Treatment Options for Meniscus Tears

Partial Meniscectomy –
Partial meniscectomy is preferred for tears that cannot be repaired except for meniscus tears that do not require any treatment (tears that are not full thickness, tears less than 5 mm in length and tears that cannot be displaced by more than 1-2 mm). This removes the torn part and tries to protect the remaining undamaged part. The use of laser and other similar devices for this purpose is currently under investigation.

Meniscus Repair –
All peripheral longitudinal tears should be performed, especially if the patient is young and ACL repair is performed. The reinforcing techniques increased the indications for repair. There are four major techniques for repair: open, from outside to inside, from inside to outside, all inside. Newer methods are preferred more frequently for all-inside repairs. The gold standard in the treatment of meniscus is sutures thrown from inside to outside. Due to the vascularity of meniscus, most are not suitable for healing. Therefore, very small tears are suitable for repair.

After Meniscus Treatment Process

80-90% success rates have been reported in different studies. However, the result depends on the location, type, and chronicity of the tear. The best results in meniscus repair can be achieved with ACL repair in young patients in the acute period.
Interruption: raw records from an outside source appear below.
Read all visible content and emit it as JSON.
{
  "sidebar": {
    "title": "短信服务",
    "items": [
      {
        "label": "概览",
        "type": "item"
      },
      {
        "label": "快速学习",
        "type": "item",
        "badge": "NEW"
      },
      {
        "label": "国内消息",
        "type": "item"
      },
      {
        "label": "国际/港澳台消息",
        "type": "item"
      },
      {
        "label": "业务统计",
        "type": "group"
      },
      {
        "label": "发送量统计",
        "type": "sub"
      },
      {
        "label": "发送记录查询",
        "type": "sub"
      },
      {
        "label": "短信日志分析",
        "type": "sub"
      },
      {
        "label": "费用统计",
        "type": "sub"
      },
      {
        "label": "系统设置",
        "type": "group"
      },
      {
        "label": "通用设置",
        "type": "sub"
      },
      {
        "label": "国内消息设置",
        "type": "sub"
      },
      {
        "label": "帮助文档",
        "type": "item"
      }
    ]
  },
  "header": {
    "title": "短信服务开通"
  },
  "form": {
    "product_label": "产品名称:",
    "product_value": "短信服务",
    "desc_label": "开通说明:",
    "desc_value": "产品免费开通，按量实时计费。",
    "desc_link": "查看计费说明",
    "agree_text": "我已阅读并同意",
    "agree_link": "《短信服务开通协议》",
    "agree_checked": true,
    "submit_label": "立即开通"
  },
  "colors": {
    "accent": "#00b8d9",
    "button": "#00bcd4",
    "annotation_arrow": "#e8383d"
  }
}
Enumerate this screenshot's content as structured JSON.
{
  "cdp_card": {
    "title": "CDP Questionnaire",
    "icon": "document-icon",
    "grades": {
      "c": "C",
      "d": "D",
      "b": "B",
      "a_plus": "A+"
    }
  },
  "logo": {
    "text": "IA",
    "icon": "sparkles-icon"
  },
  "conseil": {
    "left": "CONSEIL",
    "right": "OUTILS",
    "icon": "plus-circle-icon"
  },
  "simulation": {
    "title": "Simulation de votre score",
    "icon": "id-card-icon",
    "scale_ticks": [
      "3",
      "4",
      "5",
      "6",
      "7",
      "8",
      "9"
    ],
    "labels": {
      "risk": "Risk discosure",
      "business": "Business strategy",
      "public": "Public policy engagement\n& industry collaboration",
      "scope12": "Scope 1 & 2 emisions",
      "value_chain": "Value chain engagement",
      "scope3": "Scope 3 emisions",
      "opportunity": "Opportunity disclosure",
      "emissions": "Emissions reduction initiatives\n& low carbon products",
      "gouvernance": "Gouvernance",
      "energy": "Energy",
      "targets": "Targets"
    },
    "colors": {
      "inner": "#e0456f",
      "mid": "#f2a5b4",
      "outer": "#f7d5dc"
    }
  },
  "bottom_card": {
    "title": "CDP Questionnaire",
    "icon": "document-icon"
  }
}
Very serious rehabilitation is not required after the treatment unless stated otherwise. Usually, with individual exercises, the patient can quickly adapt to sports or daily life within a few weeks.